---------- SUPPLIED MATERIAL

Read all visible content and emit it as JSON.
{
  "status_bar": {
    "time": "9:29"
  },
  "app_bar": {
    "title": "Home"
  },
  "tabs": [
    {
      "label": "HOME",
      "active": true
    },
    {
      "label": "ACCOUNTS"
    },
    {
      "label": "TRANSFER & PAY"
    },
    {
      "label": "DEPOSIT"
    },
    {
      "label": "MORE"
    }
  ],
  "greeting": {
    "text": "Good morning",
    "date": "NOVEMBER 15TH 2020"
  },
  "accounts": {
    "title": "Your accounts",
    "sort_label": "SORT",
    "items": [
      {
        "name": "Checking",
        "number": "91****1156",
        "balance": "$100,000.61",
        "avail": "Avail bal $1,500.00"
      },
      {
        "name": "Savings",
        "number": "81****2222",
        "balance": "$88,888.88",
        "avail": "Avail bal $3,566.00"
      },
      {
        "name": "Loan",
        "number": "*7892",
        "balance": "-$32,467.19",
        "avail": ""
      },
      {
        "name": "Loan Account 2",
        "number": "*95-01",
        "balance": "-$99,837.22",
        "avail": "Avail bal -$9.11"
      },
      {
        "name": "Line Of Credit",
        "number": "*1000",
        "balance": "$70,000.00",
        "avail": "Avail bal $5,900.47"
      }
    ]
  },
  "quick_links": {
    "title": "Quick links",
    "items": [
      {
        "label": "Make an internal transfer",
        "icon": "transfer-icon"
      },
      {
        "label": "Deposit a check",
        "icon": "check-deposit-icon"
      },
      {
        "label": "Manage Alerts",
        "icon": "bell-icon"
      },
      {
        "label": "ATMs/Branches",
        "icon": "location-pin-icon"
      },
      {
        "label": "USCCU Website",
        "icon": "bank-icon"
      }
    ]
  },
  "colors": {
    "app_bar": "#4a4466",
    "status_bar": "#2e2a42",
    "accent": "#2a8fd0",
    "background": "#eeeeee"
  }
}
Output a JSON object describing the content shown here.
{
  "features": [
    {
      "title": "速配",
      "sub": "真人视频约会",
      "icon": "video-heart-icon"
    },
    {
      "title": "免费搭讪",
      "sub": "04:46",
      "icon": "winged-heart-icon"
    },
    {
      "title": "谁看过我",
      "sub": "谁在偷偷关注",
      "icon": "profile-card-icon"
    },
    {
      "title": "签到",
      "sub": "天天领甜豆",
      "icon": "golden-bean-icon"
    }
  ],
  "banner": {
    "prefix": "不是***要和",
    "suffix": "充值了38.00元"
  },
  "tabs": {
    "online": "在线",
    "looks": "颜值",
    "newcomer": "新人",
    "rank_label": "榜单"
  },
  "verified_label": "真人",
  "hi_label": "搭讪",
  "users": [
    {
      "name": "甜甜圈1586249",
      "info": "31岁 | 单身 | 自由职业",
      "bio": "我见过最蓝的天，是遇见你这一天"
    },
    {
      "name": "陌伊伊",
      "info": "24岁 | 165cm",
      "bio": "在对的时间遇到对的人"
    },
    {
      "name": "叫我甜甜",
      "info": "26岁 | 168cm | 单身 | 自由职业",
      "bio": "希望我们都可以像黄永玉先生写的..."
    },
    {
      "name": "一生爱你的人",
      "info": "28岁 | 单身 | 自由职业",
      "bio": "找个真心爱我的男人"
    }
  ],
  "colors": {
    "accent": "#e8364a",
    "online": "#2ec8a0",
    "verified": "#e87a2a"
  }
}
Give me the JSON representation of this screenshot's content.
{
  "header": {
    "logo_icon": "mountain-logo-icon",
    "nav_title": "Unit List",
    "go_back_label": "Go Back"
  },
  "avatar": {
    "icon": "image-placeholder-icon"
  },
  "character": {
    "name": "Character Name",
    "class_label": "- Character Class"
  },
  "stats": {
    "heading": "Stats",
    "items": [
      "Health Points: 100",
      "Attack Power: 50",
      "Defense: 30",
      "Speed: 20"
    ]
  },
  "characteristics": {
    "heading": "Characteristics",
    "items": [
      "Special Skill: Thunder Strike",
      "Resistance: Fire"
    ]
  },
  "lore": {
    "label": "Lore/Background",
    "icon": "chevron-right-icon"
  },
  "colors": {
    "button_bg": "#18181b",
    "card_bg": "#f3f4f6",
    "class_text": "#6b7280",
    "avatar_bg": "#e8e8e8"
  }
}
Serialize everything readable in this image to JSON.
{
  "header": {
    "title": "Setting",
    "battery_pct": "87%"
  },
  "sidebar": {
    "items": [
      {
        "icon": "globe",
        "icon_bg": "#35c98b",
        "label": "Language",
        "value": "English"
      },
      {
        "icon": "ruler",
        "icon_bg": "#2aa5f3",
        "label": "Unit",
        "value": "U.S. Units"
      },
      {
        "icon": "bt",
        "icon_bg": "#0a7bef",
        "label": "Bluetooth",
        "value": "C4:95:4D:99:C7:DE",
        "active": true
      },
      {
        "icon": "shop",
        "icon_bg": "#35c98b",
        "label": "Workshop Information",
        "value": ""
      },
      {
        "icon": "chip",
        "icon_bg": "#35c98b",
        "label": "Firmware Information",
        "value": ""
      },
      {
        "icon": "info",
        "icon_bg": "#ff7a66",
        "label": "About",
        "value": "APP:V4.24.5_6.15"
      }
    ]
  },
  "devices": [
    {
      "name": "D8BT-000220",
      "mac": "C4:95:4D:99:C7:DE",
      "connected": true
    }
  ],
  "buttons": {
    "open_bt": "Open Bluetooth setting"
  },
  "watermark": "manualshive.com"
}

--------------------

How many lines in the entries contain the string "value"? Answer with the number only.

→ **ANSWER BOX**:
6